On Tuesday, as the country waited for House Speaker Nancy Pelosi to announce a formal impeachment investigation into President Donald Trump, Facebook’s vice president of global affairs and communications, Nick Clegg — the deputy prime minister of the United Kingdom from 2010 to 2015 — took to the stage at the Atlantic Festival in Washington, DC, to clarify how the platform handles elected officials: hands off.
In his remarks, Clegg said that Facebook will continue to exempt politicians from third-party fact-checking and allow them to post content that would otherwise be against community guidelines for normal users.
“I want to be really clear today — we do not submit speech by politicians to our independent fact-checkers, and we generally allow it on the platform even when it would otherwise breach our normal content rules,” Clegg said. “Of course, there are exceptions.
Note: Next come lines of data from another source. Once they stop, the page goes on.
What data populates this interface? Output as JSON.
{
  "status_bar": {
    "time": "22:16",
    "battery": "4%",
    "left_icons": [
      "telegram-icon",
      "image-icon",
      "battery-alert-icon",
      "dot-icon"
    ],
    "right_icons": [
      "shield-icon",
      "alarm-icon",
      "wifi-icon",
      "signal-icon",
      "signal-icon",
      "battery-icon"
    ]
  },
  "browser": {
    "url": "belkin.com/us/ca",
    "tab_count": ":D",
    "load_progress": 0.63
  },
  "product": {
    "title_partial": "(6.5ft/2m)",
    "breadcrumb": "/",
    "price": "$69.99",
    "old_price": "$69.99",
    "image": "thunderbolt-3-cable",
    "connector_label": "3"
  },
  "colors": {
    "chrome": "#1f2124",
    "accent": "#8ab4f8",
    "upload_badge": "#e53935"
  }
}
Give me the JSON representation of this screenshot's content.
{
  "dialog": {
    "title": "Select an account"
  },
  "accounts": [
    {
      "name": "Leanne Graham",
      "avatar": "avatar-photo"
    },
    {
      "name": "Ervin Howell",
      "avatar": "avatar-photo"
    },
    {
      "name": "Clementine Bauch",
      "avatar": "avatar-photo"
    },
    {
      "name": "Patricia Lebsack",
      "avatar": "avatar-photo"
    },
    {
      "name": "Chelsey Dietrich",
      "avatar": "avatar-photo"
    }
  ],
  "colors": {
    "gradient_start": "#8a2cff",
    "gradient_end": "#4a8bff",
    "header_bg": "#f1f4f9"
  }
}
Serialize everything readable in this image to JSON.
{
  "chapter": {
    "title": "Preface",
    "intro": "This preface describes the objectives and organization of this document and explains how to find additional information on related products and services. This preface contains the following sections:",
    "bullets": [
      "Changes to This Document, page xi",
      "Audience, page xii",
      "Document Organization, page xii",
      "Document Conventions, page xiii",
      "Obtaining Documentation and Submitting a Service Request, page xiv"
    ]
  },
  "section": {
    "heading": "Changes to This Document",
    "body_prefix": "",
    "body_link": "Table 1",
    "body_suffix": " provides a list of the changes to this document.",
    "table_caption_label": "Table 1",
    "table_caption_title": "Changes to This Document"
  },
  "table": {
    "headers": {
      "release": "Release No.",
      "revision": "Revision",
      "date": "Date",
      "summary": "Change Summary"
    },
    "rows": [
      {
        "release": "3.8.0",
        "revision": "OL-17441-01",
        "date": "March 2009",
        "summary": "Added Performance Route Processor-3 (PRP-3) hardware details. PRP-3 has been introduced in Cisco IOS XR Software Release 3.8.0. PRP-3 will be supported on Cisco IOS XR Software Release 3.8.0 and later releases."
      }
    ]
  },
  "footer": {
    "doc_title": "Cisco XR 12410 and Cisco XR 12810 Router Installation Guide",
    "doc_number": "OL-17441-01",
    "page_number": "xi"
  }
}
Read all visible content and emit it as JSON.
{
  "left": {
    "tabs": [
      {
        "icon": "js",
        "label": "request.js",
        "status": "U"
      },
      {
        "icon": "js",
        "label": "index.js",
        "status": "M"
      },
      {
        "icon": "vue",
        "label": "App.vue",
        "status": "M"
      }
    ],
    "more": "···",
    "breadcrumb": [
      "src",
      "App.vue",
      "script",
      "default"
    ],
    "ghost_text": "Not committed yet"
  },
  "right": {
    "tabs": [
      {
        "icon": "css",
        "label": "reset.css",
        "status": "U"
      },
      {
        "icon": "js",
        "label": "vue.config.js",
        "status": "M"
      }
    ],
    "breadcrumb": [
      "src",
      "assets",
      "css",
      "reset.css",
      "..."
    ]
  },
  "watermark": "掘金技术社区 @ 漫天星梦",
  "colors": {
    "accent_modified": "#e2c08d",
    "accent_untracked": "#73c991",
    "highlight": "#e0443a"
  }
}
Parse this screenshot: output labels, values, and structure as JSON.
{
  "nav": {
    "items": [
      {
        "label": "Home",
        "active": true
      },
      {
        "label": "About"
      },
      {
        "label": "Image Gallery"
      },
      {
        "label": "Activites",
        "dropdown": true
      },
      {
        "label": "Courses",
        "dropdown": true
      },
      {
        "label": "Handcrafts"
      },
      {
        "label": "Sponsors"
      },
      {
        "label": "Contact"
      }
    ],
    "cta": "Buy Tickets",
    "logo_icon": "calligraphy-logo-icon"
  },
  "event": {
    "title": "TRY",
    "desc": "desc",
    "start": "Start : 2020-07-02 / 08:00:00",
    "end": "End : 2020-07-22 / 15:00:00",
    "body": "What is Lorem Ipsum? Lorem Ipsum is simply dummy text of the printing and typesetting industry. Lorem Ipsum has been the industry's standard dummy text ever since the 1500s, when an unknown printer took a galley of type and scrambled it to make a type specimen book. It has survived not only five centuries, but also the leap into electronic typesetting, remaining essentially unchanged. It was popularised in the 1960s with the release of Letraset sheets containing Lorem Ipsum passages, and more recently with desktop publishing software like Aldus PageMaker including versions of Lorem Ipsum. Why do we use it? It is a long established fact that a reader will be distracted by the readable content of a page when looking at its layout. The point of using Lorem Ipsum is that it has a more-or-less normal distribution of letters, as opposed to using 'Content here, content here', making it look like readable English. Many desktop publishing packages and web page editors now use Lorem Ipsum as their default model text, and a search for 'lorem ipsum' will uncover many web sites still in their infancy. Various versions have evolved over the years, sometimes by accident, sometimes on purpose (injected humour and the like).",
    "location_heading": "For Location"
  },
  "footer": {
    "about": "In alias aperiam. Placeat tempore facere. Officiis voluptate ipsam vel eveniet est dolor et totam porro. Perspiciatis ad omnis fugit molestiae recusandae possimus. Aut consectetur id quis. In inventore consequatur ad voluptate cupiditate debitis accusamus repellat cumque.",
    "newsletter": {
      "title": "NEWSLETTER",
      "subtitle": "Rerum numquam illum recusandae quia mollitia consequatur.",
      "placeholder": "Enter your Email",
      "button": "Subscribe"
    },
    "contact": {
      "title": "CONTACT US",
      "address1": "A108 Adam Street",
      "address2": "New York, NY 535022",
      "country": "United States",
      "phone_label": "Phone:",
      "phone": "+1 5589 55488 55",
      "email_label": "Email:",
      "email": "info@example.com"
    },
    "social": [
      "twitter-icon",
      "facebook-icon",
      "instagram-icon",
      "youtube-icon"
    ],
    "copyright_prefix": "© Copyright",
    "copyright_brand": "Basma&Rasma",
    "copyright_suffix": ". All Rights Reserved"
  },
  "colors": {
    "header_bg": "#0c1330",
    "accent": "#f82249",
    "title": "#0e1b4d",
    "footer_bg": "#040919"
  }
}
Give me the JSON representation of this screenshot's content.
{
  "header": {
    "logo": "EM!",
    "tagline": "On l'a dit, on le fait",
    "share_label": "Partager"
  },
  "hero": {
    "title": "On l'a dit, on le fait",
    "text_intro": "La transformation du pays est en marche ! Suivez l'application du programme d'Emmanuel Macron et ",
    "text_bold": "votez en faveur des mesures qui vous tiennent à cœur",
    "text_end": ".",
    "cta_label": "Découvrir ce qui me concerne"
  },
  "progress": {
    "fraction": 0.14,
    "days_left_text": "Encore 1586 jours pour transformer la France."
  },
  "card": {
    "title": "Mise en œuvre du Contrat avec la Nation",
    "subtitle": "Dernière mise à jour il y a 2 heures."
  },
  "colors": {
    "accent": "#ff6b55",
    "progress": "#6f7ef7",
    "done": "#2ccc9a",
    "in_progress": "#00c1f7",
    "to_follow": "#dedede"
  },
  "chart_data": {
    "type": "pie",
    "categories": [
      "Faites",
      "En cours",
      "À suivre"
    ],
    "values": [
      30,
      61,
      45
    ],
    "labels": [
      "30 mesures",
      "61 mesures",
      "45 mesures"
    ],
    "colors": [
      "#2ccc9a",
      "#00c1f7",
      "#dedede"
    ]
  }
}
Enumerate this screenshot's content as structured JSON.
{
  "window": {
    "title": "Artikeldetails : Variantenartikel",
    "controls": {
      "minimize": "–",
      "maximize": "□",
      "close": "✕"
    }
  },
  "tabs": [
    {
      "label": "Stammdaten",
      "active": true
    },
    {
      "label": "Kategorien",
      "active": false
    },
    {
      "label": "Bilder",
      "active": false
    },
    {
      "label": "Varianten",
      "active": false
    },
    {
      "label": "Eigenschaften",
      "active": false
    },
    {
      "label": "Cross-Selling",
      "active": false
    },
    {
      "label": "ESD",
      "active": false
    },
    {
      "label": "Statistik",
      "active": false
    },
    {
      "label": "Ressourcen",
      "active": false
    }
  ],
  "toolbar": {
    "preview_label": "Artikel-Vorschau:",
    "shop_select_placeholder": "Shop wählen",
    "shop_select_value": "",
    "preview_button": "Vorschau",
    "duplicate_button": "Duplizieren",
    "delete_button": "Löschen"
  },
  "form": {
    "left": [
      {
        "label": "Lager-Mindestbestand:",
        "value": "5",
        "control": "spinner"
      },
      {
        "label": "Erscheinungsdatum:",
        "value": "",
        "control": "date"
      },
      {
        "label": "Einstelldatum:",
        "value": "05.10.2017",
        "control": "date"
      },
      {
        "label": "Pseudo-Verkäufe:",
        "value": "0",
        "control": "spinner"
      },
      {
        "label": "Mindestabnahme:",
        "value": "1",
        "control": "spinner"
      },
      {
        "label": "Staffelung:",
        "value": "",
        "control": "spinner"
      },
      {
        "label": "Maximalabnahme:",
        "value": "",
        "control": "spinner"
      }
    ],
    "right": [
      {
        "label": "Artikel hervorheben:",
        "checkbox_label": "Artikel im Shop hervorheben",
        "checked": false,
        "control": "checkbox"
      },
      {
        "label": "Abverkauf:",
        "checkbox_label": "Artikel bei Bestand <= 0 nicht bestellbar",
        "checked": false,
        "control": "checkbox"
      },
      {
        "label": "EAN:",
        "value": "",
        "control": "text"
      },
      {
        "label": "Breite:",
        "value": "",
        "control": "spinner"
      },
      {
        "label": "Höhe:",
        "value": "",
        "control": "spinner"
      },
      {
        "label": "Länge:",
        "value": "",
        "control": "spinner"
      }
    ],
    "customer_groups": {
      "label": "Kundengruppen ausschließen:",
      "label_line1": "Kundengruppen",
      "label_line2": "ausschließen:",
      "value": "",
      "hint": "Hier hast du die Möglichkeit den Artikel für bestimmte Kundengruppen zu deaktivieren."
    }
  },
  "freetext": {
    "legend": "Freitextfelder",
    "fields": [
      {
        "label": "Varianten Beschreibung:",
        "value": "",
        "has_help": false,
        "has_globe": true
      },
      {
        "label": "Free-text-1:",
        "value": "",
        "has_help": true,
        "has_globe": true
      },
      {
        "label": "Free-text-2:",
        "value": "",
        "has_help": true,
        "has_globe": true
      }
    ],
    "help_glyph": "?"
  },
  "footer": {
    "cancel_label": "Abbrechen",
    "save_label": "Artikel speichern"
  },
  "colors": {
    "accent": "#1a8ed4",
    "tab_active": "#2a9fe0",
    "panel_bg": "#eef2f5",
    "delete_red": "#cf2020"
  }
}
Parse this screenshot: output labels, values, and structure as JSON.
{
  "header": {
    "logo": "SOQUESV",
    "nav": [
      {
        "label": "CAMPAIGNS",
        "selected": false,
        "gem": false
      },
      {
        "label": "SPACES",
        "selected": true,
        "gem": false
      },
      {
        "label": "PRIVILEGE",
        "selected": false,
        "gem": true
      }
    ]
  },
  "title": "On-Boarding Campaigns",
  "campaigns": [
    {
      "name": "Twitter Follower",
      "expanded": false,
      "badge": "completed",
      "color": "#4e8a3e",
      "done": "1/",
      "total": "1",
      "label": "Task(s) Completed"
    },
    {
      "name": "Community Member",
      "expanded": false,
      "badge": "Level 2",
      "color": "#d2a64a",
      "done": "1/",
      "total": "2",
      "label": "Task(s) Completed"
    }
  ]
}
Broadly speaking they are twofold: where speech endangers people and where we take money, which is why we have more stringent rules on advertising than we do for ordinary speech and rhetoric.”
The policy exempting politicians from fact-checking has been in practice since last year. As it’s written, it applies to politicians at the executive, national, and regional levels, including those running for office. It seems clearly designed to prevent Facebook from making content moderation decisions that put it at the heart of the presidential campaign in 2020 — and taking all kinds of heat from all sides for doing so. But, as the United States enters a historically tumultuous political moment, Clegg’s announcement caused as much confusion as it was designed to quell.
“I still don't really understand what the policy is and what implications it has for the campaigns that I work with,” Republican digital strategist Eric Wilson told BuzzFeed News. “It's just clear to me that they're lurching from crisis to crisis, and it doesn't seem like they have a firm grasp on getting this under control in time for 2020.”
A key concern among those contacted by BuzzFeed News was uncertainty over exactly whom the policy applied to. How would Facebook enforce its definition of a “politician"?
“This policy brings up more questions than it answers,” misinformation researcher Renee DiResta told BuzzFeed News. “The company needs to clarify what they mean by ‘politician.’ Is any edgelord who files papers to run for dogcatcher now a ‘politician,’ or is there some standard?”
A Facebook spokesperson declined to comment.
Chloe Colliver, a lead digital researcher at the Institute for Strategic Dialogue in London, told BuzzFeed News that exempting politicians from fact-checking Facebook opens up a hole in information integrity on the platform that President Trump could exploit during an impeachment fight.
“We have seen a wave of far-right politicians speedily rise into positions of influence within governments across Europe and the world, riding in part on the back of communications platforms that enable them to promote hateful and divisive content at a whole new scale, speed, and with intensive targeting capabilities,” Colliver said. “Facebook's third-party fact-checkers should be given the scope to fact-check all content equally, no matter the source of that content or claim.”
“Facebook is damned if they do damned if they don't, in this area, as in so many others.”
It isn’t just in the US that this wave has crested, but around the world. In the Philippines, Rodrigo Duterte weaponized rumors, fearmongering, and hate on the platform on his way to the presidency, as revealed by BuzzFeed News last year.
But for Facebook, a hands-off approach to politicians' speech has benefits, allowing it to sidestep a tug-of-war between political parties asking it to censor the other side.
“Facebook is damned if they do, damned if they don't, in this area, as in so many others,” Stanford Law Professor Nathaniel Persily told BuzzFeed News. “If they were to start broadly censoring the president of the United States, you can imagine what the moves would be to regulate them and break them up. We already saw it with Google, where the president accused them of trying to tilt search results. That's just the dangers that these companies face right now.”
On Wednesday, YouTube CEO Susan Wojcicki made a similar announcement at the Atlantic Festival, saying that YouTube would allow politicians to break community guidelines.
"When you have a political officer that is making information this is really important for their constituents to see, or for other global leaders to see, that is content that we would leave up because we think it's important for other people to see," Wojcicki said.
Adding to the confusion around Clegg’s speech is that he wasn’t actually outlining one policy, but two. In a muddled way, Clegg also detailed Facebook’s policy around “newsworthy" content, which applies to all users. If the site deemed something newsworthy, it will not be removed from the platform.
“To use tennis as an analogy, our job is to make sure the court is ready — the surface is flat, the lines painted, the net at the correct height,” Clegg said. “But we don’t pick up a racket and start playing. How the players play the game is up to them, not us.”
And as of Wednesday morning, President Trump’s official Facebook page was charging the net, writing in one post, “Democrats wrote to the Ukrainian government in May 2018 urging it to continue investigations into President Donald Trump’s alleged collusion with Russia in the 2016 presidential campaign — collusion later found NOT TO EXIST.”